It makes Hazard’s introduction all the more impressive and it was to get even better in front of his new supporters. The 21 year-old showed what once again, what will no doubt soon be regarded as hall mark, flashes of fast thinking and skilful play chipping in with three assists in the process. His final assist was in many ways most noteworthy. With keeper Federici out of his goal Hazard surged up field with the ball towards the Reading goal. With just a hapless defender between him and his first Premier League goal Hazard instead chose to provide a second goal in four days for Ivanovic. It highlighted three invaluable traits, an inherent unselfishness, belief in team ethos and an unnerving streak of confidence. He could have just as easily notched that all-important first goal but with an air of “I’ll score when I want,” he was happy to supply his team-mate with the glory. They are characteristics which are generating excitable comparisons with the great Gianfranco Zola and which should serve as a stark warning to future opponents.

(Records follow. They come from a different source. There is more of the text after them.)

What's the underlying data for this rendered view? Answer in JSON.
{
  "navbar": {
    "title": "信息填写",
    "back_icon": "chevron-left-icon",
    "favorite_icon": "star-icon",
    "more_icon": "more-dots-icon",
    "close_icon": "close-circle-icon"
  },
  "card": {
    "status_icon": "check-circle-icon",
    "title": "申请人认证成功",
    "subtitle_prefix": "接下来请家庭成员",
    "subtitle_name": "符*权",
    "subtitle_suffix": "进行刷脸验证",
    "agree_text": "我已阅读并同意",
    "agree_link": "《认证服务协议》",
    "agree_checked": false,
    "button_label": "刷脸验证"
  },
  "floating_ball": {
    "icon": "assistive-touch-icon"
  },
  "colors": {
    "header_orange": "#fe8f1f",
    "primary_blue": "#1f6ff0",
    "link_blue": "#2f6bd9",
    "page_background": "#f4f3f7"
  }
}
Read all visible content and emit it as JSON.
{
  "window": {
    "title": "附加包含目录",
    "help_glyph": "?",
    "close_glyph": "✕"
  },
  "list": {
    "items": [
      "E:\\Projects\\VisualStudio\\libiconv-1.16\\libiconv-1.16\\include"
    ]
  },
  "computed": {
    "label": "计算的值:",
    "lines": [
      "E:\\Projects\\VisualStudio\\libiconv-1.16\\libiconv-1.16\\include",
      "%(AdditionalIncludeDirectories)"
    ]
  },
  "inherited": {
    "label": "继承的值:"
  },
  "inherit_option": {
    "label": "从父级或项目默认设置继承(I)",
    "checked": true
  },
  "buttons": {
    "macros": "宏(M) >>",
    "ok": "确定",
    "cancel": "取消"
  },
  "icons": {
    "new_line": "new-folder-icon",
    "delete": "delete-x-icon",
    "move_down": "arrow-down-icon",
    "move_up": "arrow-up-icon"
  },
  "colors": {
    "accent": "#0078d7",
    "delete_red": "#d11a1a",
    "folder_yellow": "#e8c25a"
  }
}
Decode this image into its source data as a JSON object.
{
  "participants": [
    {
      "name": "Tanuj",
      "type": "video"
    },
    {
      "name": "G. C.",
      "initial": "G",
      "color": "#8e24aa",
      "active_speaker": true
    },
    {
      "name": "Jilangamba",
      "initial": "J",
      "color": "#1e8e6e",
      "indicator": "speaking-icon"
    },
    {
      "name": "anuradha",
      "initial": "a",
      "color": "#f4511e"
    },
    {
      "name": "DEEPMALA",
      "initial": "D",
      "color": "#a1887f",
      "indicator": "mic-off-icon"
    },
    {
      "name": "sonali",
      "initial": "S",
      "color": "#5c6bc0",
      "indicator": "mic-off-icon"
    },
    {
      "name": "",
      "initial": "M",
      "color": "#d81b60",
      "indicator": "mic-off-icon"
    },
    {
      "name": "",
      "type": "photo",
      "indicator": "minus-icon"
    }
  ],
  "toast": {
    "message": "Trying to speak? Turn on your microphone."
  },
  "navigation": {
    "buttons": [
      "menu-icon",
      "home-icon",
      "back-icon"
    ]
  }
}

While Hazard was enjoying his honeymoon period in West london, his compatriot Marouane Fellaini was celebrating the fourth anniversary of his marriage on Merseyside with the Toffee’s in serious style. Everton are notoriously slow starters and an opening game against a wounded Manchester United looked ominous. But Sir Alex probably hadn’t counted on the irresistible performance that the Merseyside Afro-man was about to produce. Fellaini was simply unplayable, with echoes of Drogba in his prime, taking the ball effortlessly however it was fired at him; head, neck, chest, thigh, foot he brought the ball into his thrall on every occasion or alternatively laid it neatly to a blue shirt. And, bullying Michael Carrick into submission in the process, eventually towering over him to deservedly head in his side’s winner.
Ferguson, in typically understated fashion when referring to the opposition strength’s labelled the Moroccan born midfielder a “handful” and crudely belittled Everton’s tactics as purely lumping it up to this unmanageable magnet, obviously more to deflect criticism away from his own side rather than a sound assessment. Fellaini was much more subtle and holistic in his work than that, he provided creativity as well as an outlet for his side, often dropping in between United’s defensive and midfield lines to link up with Steven Pienaar and Leon Osman. Not to mention an incredible work rate not allowing the deep lying Paul Scholes time to dictate affairs. In fact he probably left his opposition manager with a bitter reminder of the kind of physical driving force his own side still lack.
These two Belgians in blue are shining stars in what is undoubtedly a golden generation of players for their country. It was a Belgian, Vincent Kompany, who lifted the Premier League trophy last season not to mention being an exemplary defensive stalwart in his side’s glorious campaign. Arsenal too, have now looked to a Belgian to lead them on the pitch. A 4-2 victory over bitter rivals Netherlands in the derby of the low countries was a significant statement ahead of the World Cup qualifying campaign. But amongst qualifying for Brazil 2014 there is much Premier League action to be played and fans of Everton and Chelsea will be hoping like this nation’s love of football, their Belgian stars contribution will be unwavering despite a few distractions.